Planet Earth’s oceans, forests, and other assorted ecosystems are continuing to soak up approximately half the carbon dioxide we humans pump into the atmosphere every day, even as those emissions continue to increase, once again belying the very little knowledge we currently have of our planet.
“Globally, these carbon dioxide ‘sinks’ have roughly kept pace with emissions from human activities, continuing to draw about half of the emitted CO2 back out of the atmosphere. However, we do not expect this to continue indefinitely,” said NOAA’s Pieter Tans, a climate researcher with NOAA’s Earth System Research Laboratory in Boulder, Colo., and co-author of the study.
Scientists led by the University of Colorado’s Ashley Ballantyne analysed 50 years worth of global carbon dioxide measurements and found that the processes by which planet Earth’s oceans and other ecosystems absorb greenhouse gases are not yet at capacity.
Recent studies have suggested that natural sinks of carbon dioxide may be having trouble keeping up with the sheer level of carbon dioxide humans are pumping into the atmosphere. If that was in fact the case, we would expect to see a faster-than-normal rise in atmospheric carbon dioxide as the same levels of CO2 find no place to go.
That being said, however, Ballantyne and co. saw no such rise in carbon dioxide levels, estimating that the planet’s ecosystems continue to absorb approximately half of humanities carbon dioxide emissions from the atmosphere.
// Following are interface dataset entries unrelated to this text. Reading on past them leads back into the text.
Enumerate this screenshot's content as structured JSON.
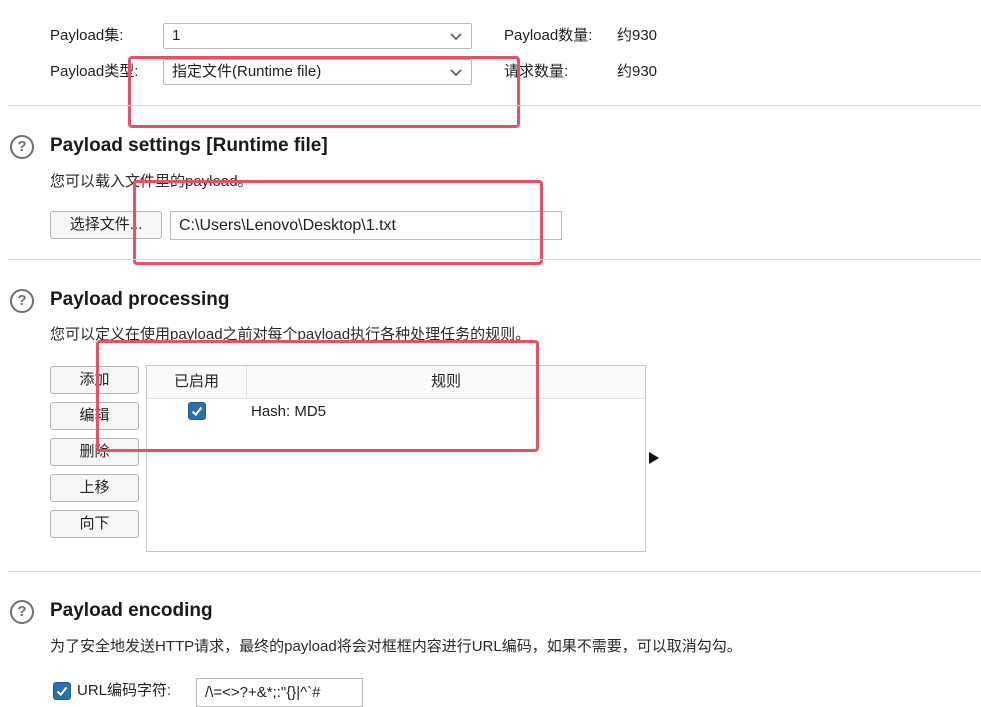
{
  "top": {
    "payload_set_label": "Payload集:",
    "payload_set_value": "1",
    "payload_type_label": "Payload类型:",
    "payload_type_value": "指定文件(Runtime file)",
    "payload_count_label": "Payload数量:",
    "payload_count_value": "约930",
    "request_count_label": "请求数量:",
    "request_count_value": "约930"
  },
  "settings": {
    "title": "Payload settings [Runtime file]",
    "description": "您可以载入文件里的payload。",
    "choose_file_label": "选择文件...",
    "file_path": "C:\\Users\\Lenovo\\Desktop\\1.txt"
  },
  "processing": {
    "title": "Payload processing",
    "description": "您可以定义在使用payload之前对每个payload执行各种处理任务的规则。",
    "buttons": [
      "添加",
      "编辑",
      "删除",
      "上移",
      "向下"
    ],
    "columns": [
      "已启用",
      "规则"
    ],
    "rows": [
      {
        "enabled": true,
        "rule": "Hash: MD5"
      }
    ]
  },
  "encoding": {
    "title": "Payload encoding",
    "description": "为了安全地发送HTTP请求，最终的payload将会对框框内容进行URL编码，如果不需要，可以取消勾勾。",
    "url_encode_label": "URL编码字符:",
    "url_encode_checked": true,
    "url_encode_chars": "/\\=<>?+&*;:\"{}|^`#"
  },
  "icons": {
    "help": "help-circle-icon",
    "dropdown": "chevron-down-icon",
    "check": "checkmark-icon",
    "expand": "triangle-right-icon"
  },
  "colors": {
    "highlight": "#e6506a",
    "checkbox": "#2c6fb0"
  }
}
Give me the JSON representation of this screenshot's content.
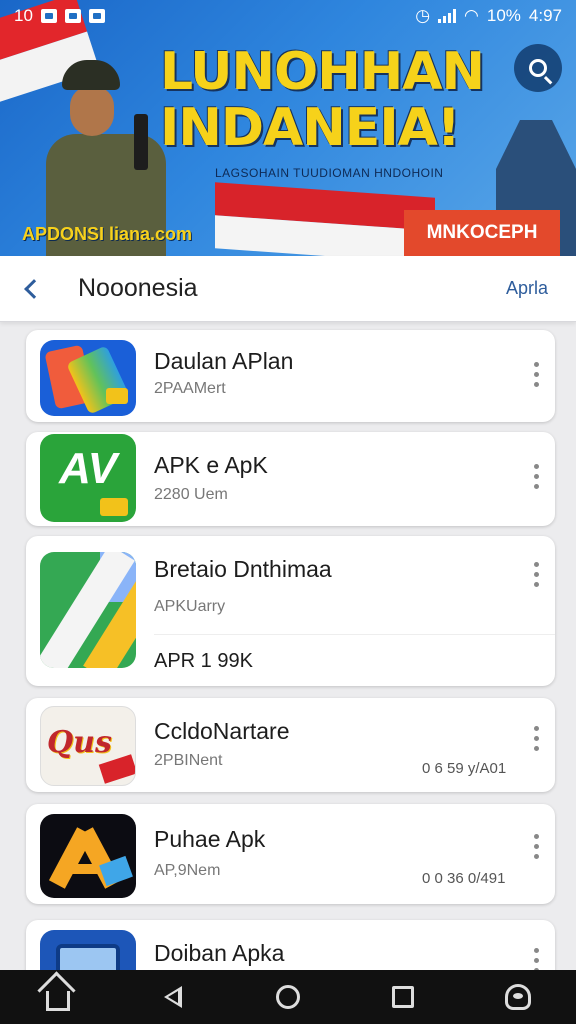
{
  "status": {
    "left_text": "10",
    "battery": "10%",
    "time": "4:97"
  },
  "banner": {
    "headline_line1": "LUNOHHAN",
    "headline_line2": "INDANEIA!",
    "subline": "LAGSOHAIN TUUDIOMAN HNDOHOIN",
    "site": "APDONSI lianа.com",
    "download_label": "MNKOCEPH"
  },
  "header": {
    "title": "Nooonesia",
    "action": "Aprlа"
  },
  "apps": [
    {
      "name": "Daulan APlan",
      "meta": "2PAAMert",
      "extra": ""
    },
    {
      "name": "APK e ApK",
      "meta": "2280 Uem",
      "extra": ""
    },
    {
      "name": "Bretaio Dnthimaa",
      "meta": "APKUarry",
      "extra": "APR 1 99K"
    },
    {
      "name": "CcldoNartare",
      "meta": "2PBINent",
      "extra": "0 6 59 y/A01"
    },
    {
      "name": "Puhae Apk",
      "meta": "AP,9Nem",
      "extra": "0 0 36 0/491"
    },
    {
      "name": "Doiban Apka",
      "meta": "",
      "extra": ""
    }
  ],
  "icons": {
    "app1": "phone-cards-icon",
    "app2": "apk-av-icon",
    "app3": "maps-icon",
    "app4": "script-logo-icon",
    "app5": "a-letter-icon",
    "app6": "window-icon"
  },
  "colors": {
    "accent": "#2e5d9c",
    "banner_bg": "#2f86de",
    "headline": "#f6d21a",
    "download_btn": "#e3492c"
  }
}
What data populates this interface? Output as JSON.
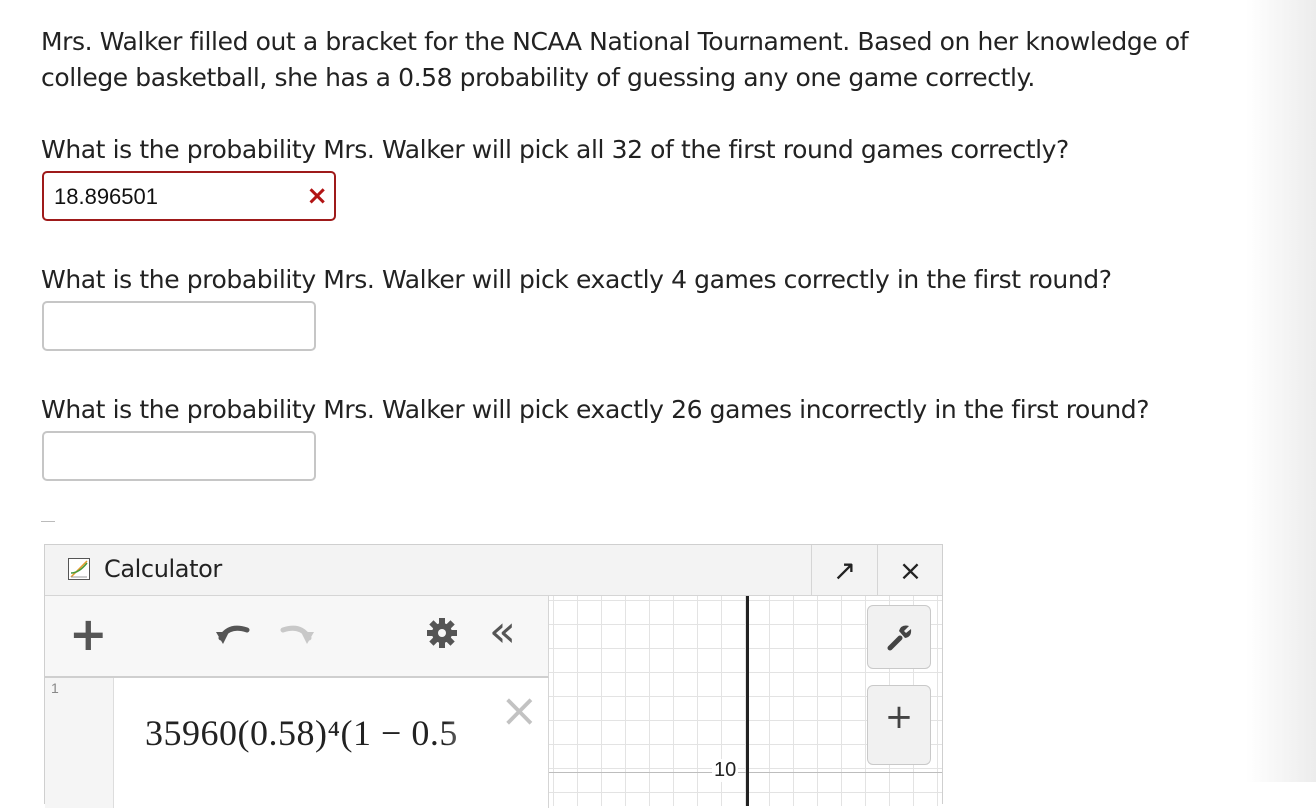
{
  "problem": {
    "prompt": "Mrs. Walker filled out a bracket for the NCAA National Tournament. Based on her knowledge of college basketball, she has a 0.58 probability of guessing any one game correctly.",
    "questions": [
      {
        "text": "What is the probability Mrs. Walker will pick all 32 of the first round games correctly?",
        "answer": "18.896501",
        "status": "incorrect",
        "status_icon": "×"
      },
      {
        "text": "What is the probability Mrs. Walker will pick exactly 4 games correctly in the first round?",
        "answer": ""
      },
      {
        "text": "What is the probability Mrs. Walker will pick exactly 26 games incorrectly in the first round?",
        "answer": ""
      }
    ]
  },
  "calculator": {
    "title": "Calculator",
    "logo_icon": "calculator-graph-icon",
    "expand_icon": "↗",
    "close_icon": "×",
    "toolbar": {
      "add": "+",
      "undo_icon": "undo-icon",
      "redo_icon": "redo-icon",
      "settings_icon": "gear-icon",
      "collapse": "«"
    },
    "expression": {
      "index": "1",
      "latex_display": "35960(0.58)⁴(1 − 0.5",
      "delete": "×"
    },
    "graph": {
      "tick_label": "10",
      "wrench_icon": "wrench-icon",
      "zoom_in": "+"
    }
  },
  "colors": {
    "error": "#b21414",
    "error_border": "#9e1a1a",
    "input_border": "#c6c6c6"
  }
}
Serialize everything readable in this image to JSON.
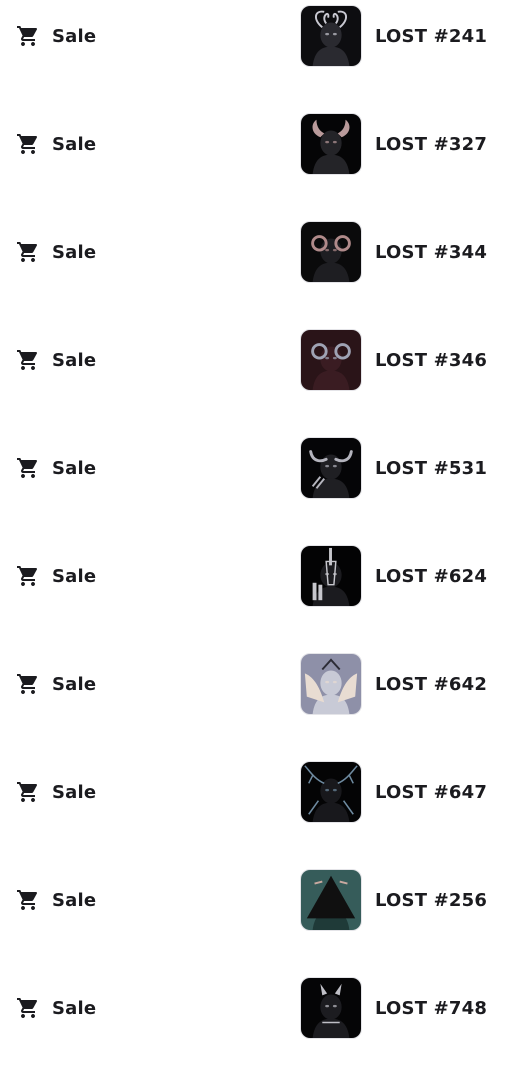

Since emissions of CO2 have increased substantially since 1960, Ballantyne said, “Earth is taking up twice as much CO2 today as it was 50 years ago.”
The remaining percentage is accumulating in the atmosphere where it is pushing the planet’s temperature skyward.
This new global analysis makes it clear that scientists do not yet understand well enough the processes by which ecosystems of the world are removing CO2 from the atmosphere, or the relative importance of possible sinks: regrowing forests on different continents, for example, or changing absorption of carbon dioxide by various ocean regions.
“Since we don’t know why or where this process is happening, we cannot count on it,” Tans said. “We need to identify what’s going on here, so that we can improve our projections of future CO2 levels and how climate change will progress in the future.”
“The uptake of carbon dioxide by the oceans and by ecosystems is expected to slow down gradually,” Tans said. Oceans, for example, are already becoming more acidic as they absorb about a quarter of the carbon dioxide pumped into the air by human activities. “As the oceans acidify, we know it becomes harder to stuff even more CO2 into the oceans,” Tans said. “We just don’t see a letup, globally, yet.”